Reverse psychology? Prices raised at 111 West 57th ahead of sales launch
A two-bed once priced at $7.5M is now asking $15.5M
The luxury market may be limping along, but the developers of 111 West 57th Street are raising prices.
The markup affects a dozen apartments in the Steinway part of the supertall condominium, according to an amendment to the offering plan filed with the New York Attorney General’s office recently obtained by The Real Deal. The 60-unit project is comprised of the landmarked building that was home to Steinway’s piano showroom and an ultra-skinny tower designed by SHoP Architects.
Whether the move is a kind of reverse psychology for buyers — or JDS Development Group and Property Markets Group believe the building was underpriced — the increase comes as the developers gear up to launch sales at the project, which sources said is on track to top out by the end of the year.
According to the new price schedule, the developers raised prices on 12 units with an average increase of 19 percent. For example, a two-bedroom on the 17th floor, once asking $7.5 million, is now asking $15.5 million. A three-bedroom on the 14th floor is asking $13.5 million, up from $10.2 million.
The development’s total projected sellout is now $1.3 billion.
The aggregate sales figure, however, doesn’t include three of the tower’s most expensive units, priced in the original offering plan at $50 million, $53 million and $58 million. Those apartments were taken off the market in 2017.
Although the sales office has been sitting idle for two years, sources said JDS and PMG are gearing up for a September sales launch. (Despite no official launch, the first units went into contract last summer.)
In June, the developers replaced Corcoran Sunshine Marketing Group — which had been on the project since 2015 — with Douglas Elliman Development Marketing. Douglas Elliman declined to comment. So did JDS’ Michael Stern.
JDS and PMG halted marketing for the project in mid-2016 as euphoria in the luxury sector died down.
“If the market were red-hot, people would be buying off plans, throwing checks down, and it’d be great,” PMG’s Kevin Maloney said at the time.
The market’s found a new normal since then — albeit one that’s considerably cooler.
The median price for a luxury unit slid 4.1 percent to $6.56 million during the second quarter, according to data from appraisal firm Miller Samuel.

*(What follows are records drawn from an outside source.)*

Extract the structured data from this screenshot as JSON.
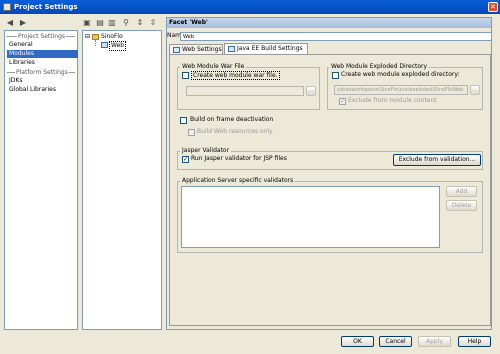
{
  "window": {
    "title": "Project Settings",
    "close_glyph": "✕"
  },
  "sidebar": {
    "project_settings_header": "Project Settings",
    "project_items": [
      "General",
      "Modules",
      "Libraries"
    ],
    "platform_settings_header": "Platform Settings",
    "platform_items": [
      "JDKs",
      "Global Libraries"
    ],
    "selected_item": "Modules"
  },
  "tree": {
    "root_label": "SinoFlo",
    "child_label": "Web",
    "expander": "⊟"
  },
  "facet": {
    "header": "Facet 'Web'",
    "name_label": "Name:",
    "name_value": "Web",
    "tabs": [
      "Web Settings",
      "Java EE Build Settings"
    ],
    "active_tab": "Java EE Build Settings"
  },
  "war_group": {
    "title": "Web Module War File",
    "create_label": "Create web module war file.",
    "create_checked": false,
    "path_value": "",
    "browse_label": "..."
  },
  "exploded_group": {
    "title": "Web Module Exploded Directory",
    "create_label": "Create web module exploded directory:",
    "create_checked": false,
    "path_value": "ydsasworkspace\\SinoFlo\\out\\exploded\\SinoFloWeb",
    "browse_label": "...",
    "exclude_label": "Exclude from module content",
    "exclude_checked": true
  },
  "frame_deactivation": {
    "build_label": "Build on frame deactivation",
    "build_checked": false,
    "build_web_label": "Build Web resources only",
    "build_web_checked": false
  },
  "jasper": {
    "title": "Jasper Validator",
    "run_label": "Run Jasper validator for JSP files",
    "run_checked": true,
    "exclude_button": "Exclude from validation..."
  },
  "validators": {
    "title": "Application Server specific validators",
    "add_button": "Add",
    "delete_button": "Delete"
  },
  "footer": {
    "ok": "OK",
    "cancel": "Cancel",
    "apply": "Apply",
    "help": "Help"
  },
  "toolbar": {
    "icons": [
      "back-icon",
      "forward-icon",
      "new-module-icon",
      "new-folder-icon",
      "delete-icon",
      "find-icon",
      "expand-all-icon",
      "collapse-all-icon"
    ]
  }
}
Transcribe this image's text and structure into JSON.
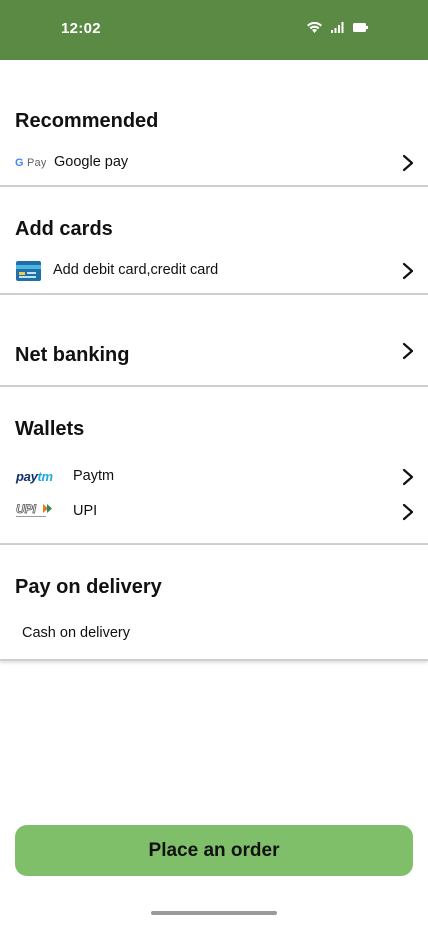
{
  "status_bar": {
    "time": "12:02",
    "icons": [
      "wifi-icon",
      "signal-icon",
      "battery-icon"
    ],
    "color": "#5a8a44"
  },
  "recommended": {
    "title": "Recommended",
    "items": [
      {
        "label": "Google pay",
        "logo": "G Pay"
      }
    ]
  },
  "cards": {
    "title": "Add cards",
    "items": [
      {
        "label": "Add debit card,credit card",
        "icon": "credit-card-icon"
      }
    ]
  },
  "net_banking": {
    "title": "Net banking"
  },
  "wallets": {
    "title": "Wallets",
    "items": [
      {
        "label": "Paytm",
        "logo": "paytm"
      },
      {
        "label": "UPI",
        "logo": "UPI"
      }
    ]
  },
  "pay_on_delivery": {
    "title": "Pay on delivery",
    "items": [
      {
        "label": "Cash on delivery"
      }
    ]
  },
  "order_button": {
    "label": "Place an order",
    "color": "#7fbf6a"
  }
}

During the quarter, luxury sales volume dropped 16.8 percent to 263 closed sales. Among new development units, the median sales price was $2.673 million, down 19.2 percent year over year.
An added challenge at 111 West 57th Street is competition from nearby projects including 220 Central Park South and Central Park Tower. JDS and PMG have also endured legal and financial battles with partners.
The developers are locked in a legal battle with their equity partner AmBase Corporation. In June, the Corcoran Group sued the developers for $30 million, alleging that self-sabotage, infighting and a battery of lawsuits “undermined and frustrated” its ability to sell condos. Stern has said the lawsuit is “entirely without merit.”